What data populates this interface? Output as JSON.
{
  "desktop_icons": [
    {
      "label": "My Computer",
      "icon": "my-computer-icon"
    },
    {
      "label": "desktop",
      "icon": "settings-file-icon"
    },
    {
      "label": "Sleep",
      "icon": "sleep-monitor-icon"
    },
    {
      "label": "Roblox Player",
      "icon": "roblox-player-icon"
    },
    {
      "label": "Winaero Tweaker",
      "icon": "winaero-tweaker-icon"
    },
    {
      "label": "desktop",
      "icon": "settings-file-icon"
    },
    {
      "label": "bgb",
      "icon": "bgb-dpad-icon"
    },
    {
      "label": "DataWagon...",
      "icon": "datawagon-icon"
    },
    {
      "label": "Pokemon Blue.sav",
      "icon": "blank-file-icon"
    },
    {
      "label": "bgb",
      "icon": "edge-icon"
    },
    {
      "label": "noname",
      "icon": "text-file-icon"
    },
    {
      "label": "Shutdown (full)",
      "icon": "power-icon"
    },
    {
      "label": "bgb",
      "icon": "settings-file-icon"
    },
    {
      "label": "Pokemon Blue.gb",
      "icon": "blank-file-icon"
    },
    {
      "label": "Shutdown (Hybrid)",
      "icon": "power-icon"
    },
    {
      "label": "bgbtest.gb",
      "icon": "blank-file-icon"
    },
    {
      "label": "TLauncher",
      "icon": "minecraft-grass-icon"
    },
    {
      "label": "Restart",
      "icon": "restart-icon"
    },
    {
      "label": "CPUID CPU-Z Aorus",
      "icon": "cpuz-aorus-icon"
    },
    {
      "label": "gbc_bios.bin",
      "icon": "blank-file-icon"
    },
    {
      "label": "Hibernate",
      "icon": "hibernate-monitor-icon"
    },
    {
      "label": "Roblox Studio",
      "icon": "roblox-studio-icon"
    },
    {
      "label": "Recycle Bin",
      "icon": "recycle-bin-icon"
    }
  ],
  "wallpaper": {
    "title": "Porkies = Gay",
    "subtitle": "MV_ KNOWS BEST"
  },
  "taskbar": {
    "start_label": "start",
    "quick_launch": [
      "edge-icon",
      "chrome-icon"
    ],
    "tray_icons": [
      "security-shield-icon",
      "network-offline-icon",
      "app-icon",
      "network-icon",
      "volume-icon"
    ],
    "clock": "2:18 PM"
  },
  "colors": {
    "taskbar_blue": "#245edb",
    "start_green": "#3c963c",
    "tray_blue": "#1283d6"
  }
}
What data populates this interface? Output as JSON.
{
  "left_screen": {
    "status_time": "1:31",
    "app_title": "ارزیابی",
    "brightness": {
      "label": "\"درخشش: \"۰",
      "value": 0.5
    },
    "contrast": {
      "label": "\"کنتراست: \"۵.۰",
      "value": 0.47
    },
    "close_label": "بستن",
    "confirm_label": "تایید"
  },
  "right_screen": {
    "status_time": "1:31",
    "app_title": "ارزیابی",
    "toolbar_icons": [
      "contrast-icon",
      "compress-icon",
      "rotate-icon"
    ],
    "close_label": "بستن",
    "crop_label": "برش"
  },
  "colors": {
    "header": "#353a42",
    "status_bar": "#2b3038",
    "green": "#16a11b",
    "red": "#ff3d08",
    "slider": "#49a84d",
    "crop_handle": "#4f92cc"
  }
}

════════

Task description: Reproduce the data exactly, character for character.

Your response:
What data populates this interface? Output as JSON.
{
  "desktop_icons": [
    {
      "label": "My Computer",
      "icon": "my-computer-icon"
    },
    {
      "label": "desktop",
      "icon": "settings-file-icon"
    },
    {
      "label": "Sleep",
      "icon": "sleep-monitor-icon"
    },
    {
      "label": "Roblox Player",
      "icon": "roblox-player-icon"
    },
    {
      "label": "Winaero Tweaker",
      "icon": "winaero-tweaker-icon"
    },
    {
      "label": "desktop",
      "icon": "settings-file-icon"
    },
    {
      "label": "bgb",
      "icon": "bgb-dpad-icon"
    },
    {
      "label": "DataWagon...",
      "icon": "datawagon-icon"
    },
    {
      "label": "Pokemon Blue.sav",
      "icon": "blank-file-icon"
    },
    {
      "label": "bgb",
      "icon": "edge-icon"
    },
    {
      "label": "noname",
      "icon": "text-file-icon"
    },
    {
      "label": "Shutdown (full)",
      "icon": "power-icon"
    },
    {
      "label": "bgb",
      "icon": "settings-file-icon"
    },
    {
      "label": "Pokemon Blue.gb",
      "icon": "blank-file-icon"
    },
    {
      "label": "Shutdown (Hybrid)",
      "icon": "power-icon"
    },
    {
      "label": "bgbtest.gb",
      "icon": "blank-file-icon"
    },
    {
      "label": "TLauncher",
      "icon": "minecraft-grass-icon"
    },
    {
      "label": "Restart",
      "icon": "restart-icon"
    },
    {
      "label": "CPUID CPU-Z Aorus",
      "icon": "cpuz-aorus-icon"
    },
    {
      "label": "gbc_bios.bin",
      "icon": "blank-file-icon"
    },
    {
      "label": "Hibernate",
      "icon": "hibernate-monitor-icon"
    },
    {
      "label": "Roblox Studio",
      "icon": "roblox-studio-icon"
    },
    {
      "label": "Recycle Bin",
      "icon": "recycle-bin-icon"
    }
  ],
  "wallpaper": {
    "title": "Porkies = Gay",
    "subtitle": "MV_ KNOWS BEST"
  },
  "taskbar": {
    "start_label": "start",
    "quick_launch": [
      "edge-icon",
      "chrome-icon"
    ],
    "tray_icons": [
      "security-shield-icon",
      "network-offline-icon",
      "app-icon",
      "network-icon",
      "volume-icon"
    ],
    "clock": "2:18 PM"
  },
  "colors": {
    "taskbar_blue": "#245edb",
    "start_green": "#3c963c",
    "tray_blue": "#1283d6"
  }
}
What data populates this interface? Output as JSON.
{
  "left_screen": {
    "status_time": "1:31",
    "app_title": "ارزیابی",
    "brightness": {
      "label": "\"درخشش: \"۰",
      "value": 0.5
    },
    "contrast": {
      "label": "\"کنتراست: \"۵.۰",
      "value": 0.47
    },
    "close_label": "بستن",
    "confirm_label": "تایید"
  },
  "right_screen": {
    "status_time": "1:31",
    "app_title": "ارزیابی",
    "toolbar_icons": [
      "contrast-icon",
      "compress-icon",
      "rotate-icon"
    ],
    "close_label": "بستن",
    "crop_label": "برش"
  },
  "colors": {
    "header": "#353a42",
    "status_bar": "#2b3038",
    "green": "#16a11b",
    "red": "#ff3d08",
    "slider": "#49a84d",
    "crop_handle": "#4f92cc"
  }
}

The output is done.